I can remember thinking the last time that I saw a nazi hunter story that, you know, after all this time, maybe, maybe (I was tossing around the idea in my head, I wasn’t saying do it) it’s time to let it go. These guys are old – they’re dying as is. What’s the point in prosecuting them?
After this, I say hunt every single one of these guys down until the end of time. Only I strongly disagree with the punishment being dealt out – though I do like the irony of the first commandant being hung at Auschwitz 1 where the SS used to execute people suspected of collaborating with prisoners (a few meters away from his old house, where he lived with his family). These guys do not deserve to be executed. They do not deserve prison, where conditions are many, many times better than those at which they supervised here. They need to be chained up inside the camp for the rest of their existence on this planet, eating what they fed these people, sleeping where they made these people sleep, and serve as a reminder to every single person who comes through those gates that this hell that they unleashed upon the world is simply not acceptable. And it doesn’t matter if you’re the guy who delivered the mail inside the compound or the commandant of the camp.
Only around 12% were ever caught and brought to justice. And that’s just pathetic.
The other thing that bothers me so much is the amazing detail in the planning for this. The deception. You want to declare war on someone, I can’t say I’m a big fan, but you know, you say we’re going to war with such and such, and this is how it goes.
These guys brought millions of people in, told them that through work they would gain freedom. Sorted them, and the ones they didn’t like too much were brought in for a “shower”. To a building marked as a shower building. They were told to strip, and tie their shoes together – remembering what number peg they’re putting it on so theres no confusion later (also, Germans didn’t want to get mismatched shoes back home when they stole and sold them). They were brought into gas chambers where they still had actual shower heads, connected to nothing.

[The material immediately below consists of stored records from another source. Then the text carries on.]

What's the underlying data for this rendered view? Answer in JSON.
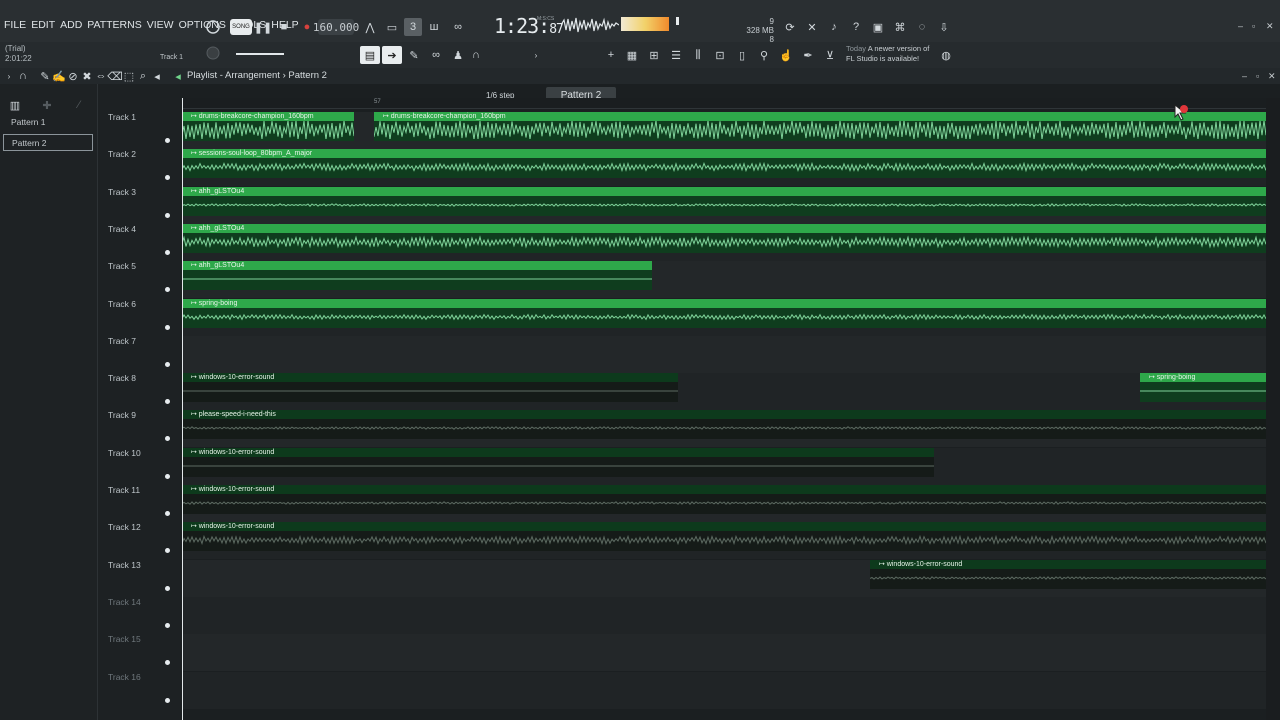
{
  "menu": [
    "FILE",
    "EDIT",
    "ADD",
    "PATTERNS",
    "VIEW",
    "OPTIONS",
    "TOOLS",
    "HELP"
  ],
  "trial": {
    "label": "(Trial)",
    "time": "2:01:22"
  },
  "transport": {
    "song_label": "SONG",
    "bpm": "160.000",
    "time_main": "1:23:",
    "time_frac": "87",
    "time_unit": "M:S:CS"
  },
  "cpu": {
    "line1": "9",
    "line2": "328 MB",
    "line3": "8"
  },
  "toolbar2": {
    "step": "1/6 step",
    "pattern": "Pattern 2",
    "track_hint": "Track 1"
  },
  "news": {
    "when": "Today",
    "line1": "A newer version of",
    "line2": "FL Studio is available!"
  },
  "playlist": {
    "title": "Playlist - Arrangement",
    "sep": "›",
    "pattern": "Pattern 2"
  },
  "patterns": [
    "Pattern 1",
    "Pattern 2"
  ],
  "timeline_marker": "57",
  "tracks": [
    {
      "name": "Track 1",
      "clips": [
        {
          "label": "drums-breakcore-champion_160bpm"
        },
        {
          "label": "drums-breakcore-champion_160bpm"
        }
      ]
    },
    {
      "name": "Track 2",
      "clips": [
        {
          "label": "sessions-soul-loop_80bpm_A_major"
        }
      ]
    },
    {
      "name": "Track 3",
      "clips": [
        {
          "label": "ahh_gLSTOu4"
        }
      ]
    },
    {
      "name": "Track 4",
      "clips": [
        {
          "label": "ahh_gLSTOu4"
        }
      ]
    },
    {
      "name": "Track 5",
      "clips": [
        {
          "label": "ahh_gLSTOu4"
        }
      ]
    },
    {
      "name": "Track 6",
      "clips": [
        {
          "label": "spring-boing"
        }
      ]
    },
    {
      "name": "Track 7",
      "clips": []
    },
    {
      "name": "Track 8",
      "clips": [
        {
          "label": "windows-10-error-sound"
        },
        {
          "label": "spring-boing"
        }
      ]
    },
    {
      "name": "Track 9",
      "clips": [
        {
          "label": "please-speed-i-need-this"
        }
      ]
    },
    {
      "name": "Track 10",
      "clips": [
        {
          "label": "windows-10-error-sound"
        }
      ]
    },
    {
      "name": "Track 11",
      "clips": [
        {
          "label": "windows-10-error-sound"
        }
      ]
    },
    {
      "name": "Track 12",
      "clips": [
        {
          "label": "windows-10-error-sound"
        }
      ]
    },
    {
      "name": "Track 13",
      "clips": [
        {
          "label": "windows-10-error-sound"
        }
      ]
    },
    {
      "name": "Track 14",
      "clips": []
    },
    {
      "name": "Track 15",
      "clips": []
    },
    {
      "name": "Track 16",
      "clips": []
    }
  ],
  "colors": {
    "clip_bright": "#2ea84a",
    "clip_dark": "#0d3a1c",
    "wave": "#7fd39a",
    "accent": "#2fb14f"
  }
}
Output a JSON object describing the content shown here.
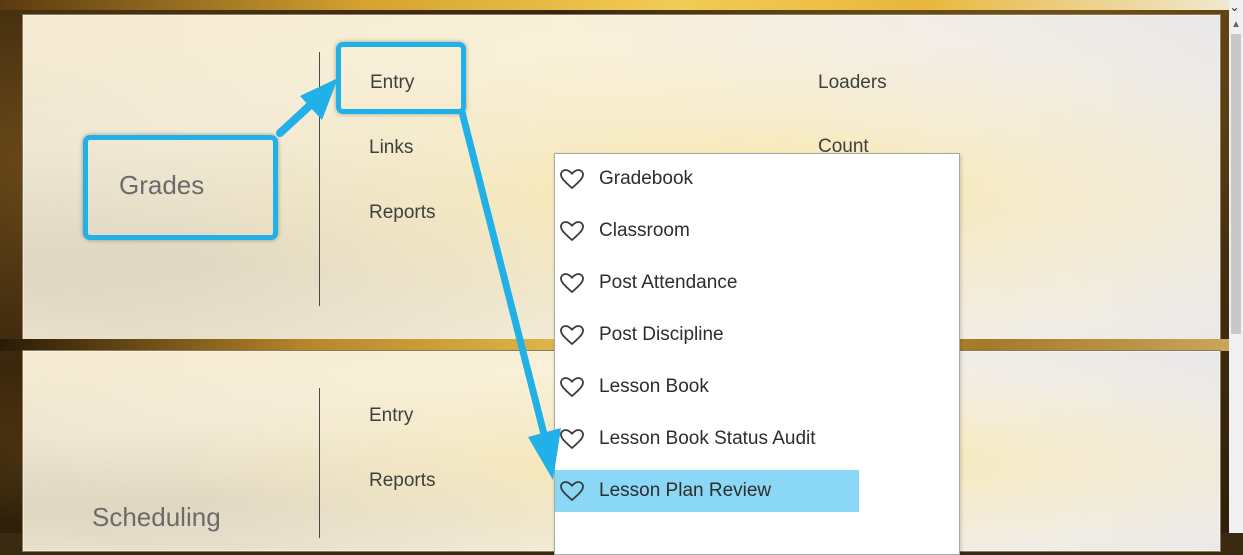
{
  "grades": {
    "title": "Grades",
    "col1": [
      "Entry",
      "Links",
      "Reports"
    ],
    "col2": [
      "Loaders",
      "Count"
    ]
  },
  "scheduling": {
    "title": "Scheduling",
    "col1": [
      "Entry",
      "Reports"
    ]
  },
  "dropdown": {
    "items": [
      {
        "label": "Gradebook",
        "icon": "heart-outline-icon"
      },
      {
        "label": "Classroom",
        "icon": "heart-outline-icon"
      },
      {
        "label": "Post Attendance",
        "icon": "heart-outline-icon"
      },
      {
        "label": "Post Discipline",
        "icon": "heart-outline-icon"
      },
      {
        "label": "Lesson Book",
        "icon": "heart-outline-icon"
      },
      {
        "label": "Lesson Book Status Audit",
        "icon": "heart-outline-icon"
      },
      {
        "label": "Lesson Plan Review",
        "icon": "heart-outline-icon",
        "selected": true
      }
    ]
  },
  "colors": {
    "callout": "#21b0e8",
    "selected_row": "#8ad8f5"
  }
}
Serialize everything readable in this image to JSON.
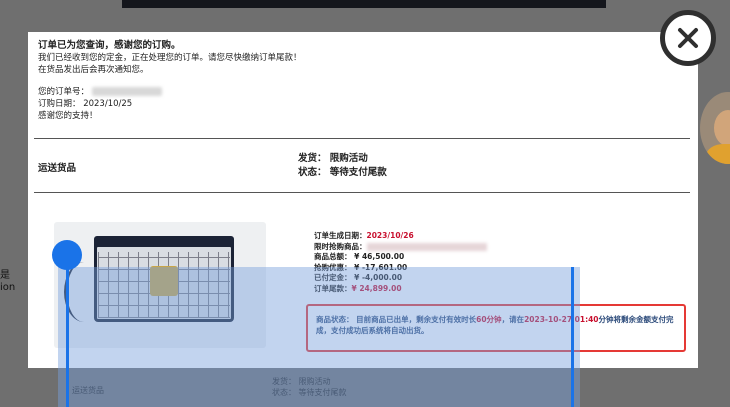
{
  "background": {
    "left_text": [
      "是",
      "ion"
    ]
  },
  "message": {
    "title": "订单已为您查询，感谢您的订购。",
    "line1": "我们已经收到您的定金，正在处理您的订单。请您尽快缴纳订单尾款！",
    "line2": "在货品发出后会再次通知您。",
    "order_no_label": "您的订单号：",
    "order_date": "订购日期： 2023/10/25",
    "thanks": "感谢您的支持！"
  },
  "shipping": {
    "label": "运送货品",
    "ship_line": "发货： 限购活动",
    "status_line": "状态： 等待支付尾款"
  },
  "details": {
    "created_label": "订单生成日期：",
    "created_value": "2023/10/26",
    "product_label": "限时抢购商品：",
    "total": "商品总额： ¥ 46,500.00",
    "discount": "抢购优惠： ¥ -17,601.00",
    "deposit": "已付定金： ¥ -4,000.00",
    "balance_label": "订单尾款：",
    "balance_value": "¥ 24,899.00"
  },
  "status_box": {
    "part1": "商品状态： 目前商品已出单，剩余支付有效时长",
    "duration": "60分钟",
    "part2": "，请在",
    "deadline": "2023-10-27 01:40",
    "part3": "分钟将剩余金额支付完成，支付成功后系统将自动出货。"
  },
  "under": {
    "ship_label": "运送货品",
    "ship_line": "发货： 限购活动",
    "status_line": "状态： 等待支付尾款"
  },
  "icons": {
    "close": "close-icon"
  },
  "colors": {
    "highlight": "#e53935",
    "selection": "#1a73e8",
    "price_red": "#c8102e"
  }
}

How cowardly and pathetic is that? It’s unreal. I mean I try to see things from all perspectives. And often times you can at least understand a bad person who has done bad things, see their motivation (not always). Understand how they came to be what they were. But this… I can’t. And I can’t understand how so many “normal” people were so freely able to participate in this madness. This genocide. This cowardly act.
It blows my mind.
“The one who does not remember history is bound to live through it again”
– George Santayana
Anyway. It was an educational, interesting experience, despite my prior experience and general knowledge of the camp, and the events surrounding it. Both camps were pretty horrifying. And this is something you simply should do in your lifetime.